9

I'm considering getting one of those "Therminator" style wort chillers as an upgrade to the coil. I plan on gravity feeding the wort through and pumping back into the kettle until my wort is nice and lukewarm. The specs seem impressive, but it also looks like this thing would be hell to clean, and a bit annoying to sanitize, and I can't help but think bits and pieces of hops would easily clog this thing. Am I being paranoid?

2
  • I'm in the same boat. The pros get to disassemble theirs for cleaning. Why can't we have that? – JoeFish Jan 23 '12 at 14:26
  • 1
    Not related to the answer but I think you want the pump in between the kettle and the chiller. It will be tough to get your prime even started let maintained with the chiller ahead of the pump. – brewchez Jan 24 '12 at 0:52
2

Unless you're careful with filtering, plate chillers can and do clog up with debris. Any debris that's trapped during transfer needs to be backflushed out by connecting the wort inlet to the water supply. The high pressure usually pushes out most of the debris, but it's still necessary to bake the chiller in the oven every few batches, and maybe run caustic soda through it once a year to clean out any resident crud.

Here's a pic of an unused shirron plate chiller cut open

Shirron Plate Chiller

The amount of gunk trapped is usually it's not enough to significantly stop the flow, but I've had flow trickle to next to nothing on more than a few batches. For example, I recently tried whirpooling through the plate chiller, and flow ground to a tiny trickle after a few minutes. I was using hop-bags, but still hop pellets and trub can make it into the chiller.

A hopback makes a great filter and pretty much stops any trub from reaching the chiller. You can build your own from a canning jar, or buy them ready made for about $125.

I'm scaling up to 10 gallon batches and looking to buy a new chiller. I will pass on plate chillers this time round.

Also from the same thread:

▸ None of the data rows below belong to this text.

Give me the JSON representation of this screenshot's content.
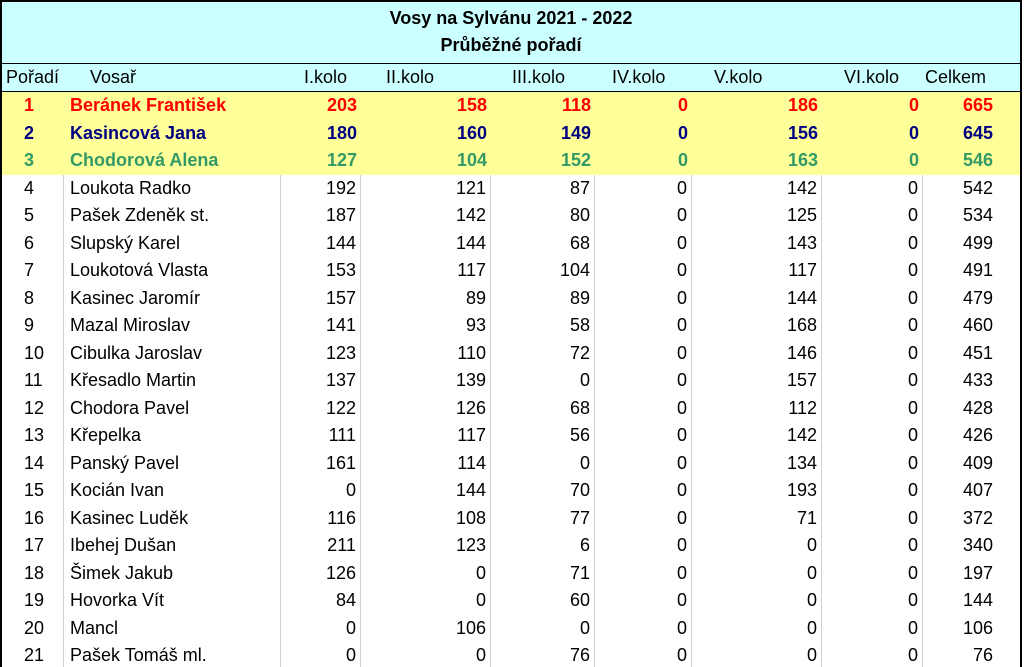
{
  "title": "Vosy na Sylvánu 2021 - 2022",
  "subtitle": "Průběžné pořadí",
  "columns": {
    "rank": "Pořadí",
    "name": "Vosař",
    "k1": "I.kolo",
    "k2": "II.kolo",
    "k3": "III.kolo",
    "k4": "IV.kolo",
    "k5": "V.kolo",
    "k6": "VI.kolo",
    "total": "Celkem"
  },
  "colors": {
    "header_bg": "#ccffff",
    "podium_bg": "#ffff99",
    "first": "#ff0000",
    "second": "#000080",
    "third": "#339966"
  },
  "rows": [
    {
      "rank": "1",
      "name": "Beránek František",
      "k1": "203",
      "k2": "158",
      "k3": "118",
      "k4": "0",
      "k5": "186",
      "k6": "0",
      "total": "665"
    },
    {
      "rank": "2",
      "name": "Kasincová Jana",
      "k1": "180",
      "k2": "160",
      "k3": "149",
      "k4": "0",
      "k5": "156",
      "k6": "0",
      "total": "645"
    },
    {
      "rank": "3",
      "name": "Chodorová Alena",
      "k1": "127",
      "k2": "104",
      "k3": "152",
      "k4": "0",
      "k5": "163",
      "k6": "0",
      "total": "546"
    },
    {
      "rank": "4",
      "name": "Loukota Radko",
      "k1": "192",
      "k2": "121",
      "k3": "87",
      "k4": "0",
      "k5": "142",
      "k6": "0",
      "total": "542"
    },
    {
      "rank": "5",
      "name": "Pašek Zdeněk st.",
      "k1": "187",
      "k2": "142",
      "k3": "80",
      "k4": "0",
      "k5": "125",
      "k6": "0",
      "total": "534"
    },
    {
      "rank": "6",
      "name": "Slupský Karel",
      "k1": "144",
      "k2": "144",
      "k3": "68",
      "k4": "0",
      "k5": "143",
      "k6": "0",
      "total": "499"
    },
    {
      "rank": "7",
      "name": "Loukotová Vlasta",
      "k1": "153",
      "k2": "117",
      "k3": "104",
      "k4": "0",
      "k5": "117",
      "k6": "0",
      "total": "491"
    },
    {
      "rank": "8",
      "name": "Kasinec Jaromír",
      "k1": "157",
      "k2": "89",
      "k3": "89",
      "k4": "0",
      "k5": "144",
      "k6": "0",
      "total": "479"
    },
    {
      "rank": "9",
      "name": "Mazal Miroslav",
      "k1": "141",
      "k2": "93",
      "k3": "58",
      "k4": "0",
      "k5": "168",
      "k6": "0",
      "total": "460"
    },
    {
      "rank": "10",
      "name": "Cibulka Jaroslav",
      "k1": "123",
      "k2": "110",
      "k3": "72",
      "k4": "0",
      "k5": "146",
      "k6": "0",
      "total": "451"
    },
    {
      "rank": "11",
      "name": "Křesadlo Martin",
      "k1": "137",
      "k2": "139",
      "k3": "0",
      "k4": "0",
      "k5": "157",
      "k6": "0",
      "total": "433"
    },
    {
      "rank": "12",
      "name": "Chodora Pavel",
      "k1": "122",
      "k2": "126",
      "k3": "68",
      "k4": "0",
      "k5": "112",
      "k6": "0",
      "total": "428"
    },
    {
      "rank": "13",
      "name": "Křepelka",
      "k1": "111",
      "k2": "117",
      "k3": "56",
      "k4": "0",
      "k5": "142",
      "k6": "0",
      "total": "426"
    },
    {
      "rank": "14",
      "name": "Panský Pavel",
      "k1": "161",
      "k2": "114",
      "k3": "0",
      "k4": "0",
      "k5": "134",
      "k6": "0",
      "total": "409"
    },
    {
      "rank": "15",
      "name": "Kocián Ivan",
      "k1": "0",
      "k2": "144",
      "k3": "70",
      "k4": "0",
      "k5": "193",
      "k6": "0",
      "total": "407"
    },
    {
      "rank": "16",
      "name": "Kasinec Luděk",
      "k1": "116",
      "k2": "108",
      "k3": "77",
      "k4": "0",
      "k5": "71",
      "k6": "0",
      "total": "372"
    },
    {
      "rank": "17",
      "name": "Ibehej Dušan",
      "k1": "211",
      "k2": "123",
      "k3": "6",
      "k4": "0",
      "k5": "0",
      "k6": "0",
      "total": "340"
    },
    {
      "rank": "18",
      "name": "Šimek Jakub",
      "k1": "126",
      "k2": "0",
      "k3": "71",
      "k4": "0",
      "k5": "0",
      "k6": "0",
      "total": "197"
    },
    {
      "rank": "19",
      "name": "Hovorka Vít",
      "k1": "84",
      "k2": "0",
      "k3": "60",
      "k4": "0",
      "k5": "0",
      "k6": "0",
      "total": "144"
    },
    {
      "rank": "20",
      "name": "Mancl",
      "k1": "0",
      "k2": "106",
      "k3": "0",
      "k4": "0",
      "k5": "0",
      "k6": "0",
      "total": "106"
    },
    {
      "rank": "21",
      "name": "Pašek Tomáš ml.",
      "k1": "0",
      "k2": "0",
      "k3": "76",
      "k4": "0",
      "k5": "0",
      "k6": "0",
      "total": "76"
    }
  ]
}
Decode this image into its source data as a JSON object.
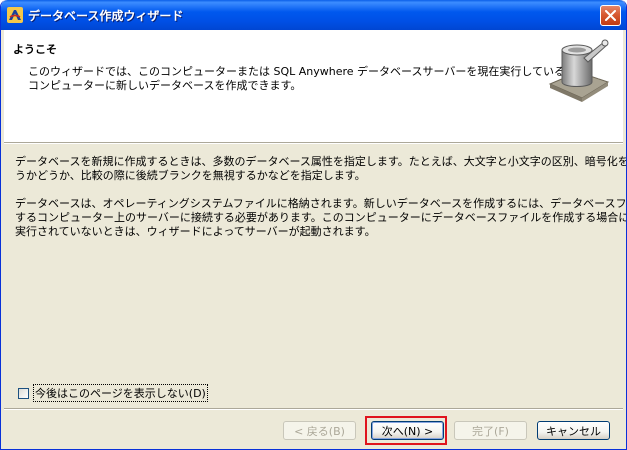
{
  "window": {
    "title": "データベース作成ウィザード"
  },
  "header": {
    "title": "ようこそ",
    "description_lines": [
      "このウィザードでは、このコンピューターまたは SQL Anywhere データベースサーバーを現在実行している別の",
      "コンピューターに新しいデータベースを作成できます。"
    ]
  },
  "body": {
    "paragraph1_lines": [
      "データベースを新規に作成するときは、多数のデータベース属性を指定します。たとえば、大文字と小文字の区別、暗号化を行",
      "うかどうか、比較の際に後続ブランクを無視するかなどを指定します。"
    ],
    "paragraph2_lines": [
      "データベースは、オペレーティングシステムファイルに格納されます。新しいデータベースを作成するには、データベースファイルを格納",
      "するコンピューター上のサーバーに接続する必要があります。このコンピューターにデータベースファイルを作成する場合にサーバーが",
      "実行されていないときは、ウィザードによってサーバーが起動されます。"
    ]
  },
  "options": {
    "dont_show_again_label": "今後はこのページを表示しない(D)",
    "dont_show_again_checked": false
  },
  "buttons": {
    "back": "< 戻る(B)",
    "next": "次へ(N) >",
    "finish": "完了(F)",
    "cancel": "キャンセル"
  },
  "colors": {
    "titlebar": "#0058ee",
    "dialog_bg": "#ece9d8",
    "highlight": "#e0141e"
  }
}
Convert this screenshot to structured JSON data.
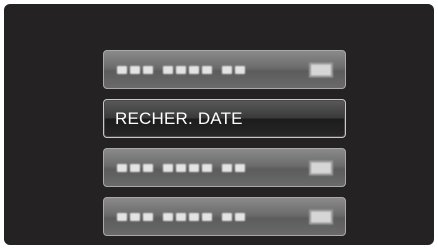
{
  "menu": {
    "items": [
      {
        "label": "",
        "state": "dimmed"
      },
      {
        "label": "RECHER. DATE",
        "state": "selected"
      },
      {
        "label": "",
        "state": "dimmed"
      },
      {
        "label": "",
        "state": "dimmed"
      }
    ]
  },
  "colors": {
    "screen_background": "#252223",
    "item_dimmed": "#6c6c6c",
    "item_selected": "#262626",
    "text": "#ffffff"
  }
}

I also pump a lot of water through mine after every brew and blow it out with compressed air (with inline oil filter). Then the day before each brew day I countercirculate caustic beer line cleaning solution with a pump designed for beer line cleaning. The output from the chiller (normally the input) dumps into a bucket and the pump sucks up solution from that bucket through a fine stainless steel strainer. At the end of a few minutes of this the solution has turned dark and the strainer is covered with material. After an hour of circulation the solution is much darker and the strainer has a remarkable amount of crud on it. IOW, there is still plenty of material left in the chiller and it's not soluble even in caustic (the crud on the screen does not dissolve). It's probably bits of hops petals that made their way into the system. I have to disassemble the thing one day and clean it properly but it's not a job I'm looking forward to. No infections so far (touch wood) so I guess my protocol has been successful thus far, at least.

2

Brad Smith had John Blichmann on the BeerSmith podcast recently and they discussed cleaning and sanitizing these things. Seems like a non-issue to me after hearing John describe it. You just back-flush with hot water, then PBW, then Star-San and call it a day. Do it immediately after using it to prevent crud from building up. Those I know who have therminators have had no issues with keeping them clean nor have they experienced any infections.

1
  • 1
    But you do need to be set up to screen out much of the solid matter prior to entering the chiller. Otherwise, the chiller will clog up even if just partially that will greatly reduce flow and efficiency. – brewchez Jan 24 '12 at 0:50
2

I've seen pros store sanitizer in the plate chiller, just pump it in and cap it. Then when you push wort through, you simply wait for it to push the sanitizer out, as far as gross debris, PBW and some Really hot water does the trick for everything else.

0

If you have a stainless steel plate chiller, don't store acid based sanitizers (such as Starsan) as they will eat up the metal. I've been using a Therminator for just over 10 years now, well over 100 batches...and have never had a problem. There is a video online of a guy cutting one open that he had used for several years and there was nothing in there. Nothing. You have to take care of it, obviously. I clean mine within 15 minutes of every use. I used the Blichmann backflush hose hooked up to my sink and flush it with hot water for 2-3 minutes in each direction...I do this for a total of six times...three times in the forward flow and three times in the backward flow directions, alternating between each. I then submerge the therminator in a kettle of water had keep it at a boil for 30 minutes. I then drain it in the sink and tip it back and forth on and off over the period of three days until no water is coming out upon tipping it. Then it goes back on the shelf until the next brew day.

Your Answer

By clicking “Post Your Answer”, you agree to our terms of service, privacy policy and cookie policy

Not the answer you're looking for? Browse other questions tagged or ask your own question.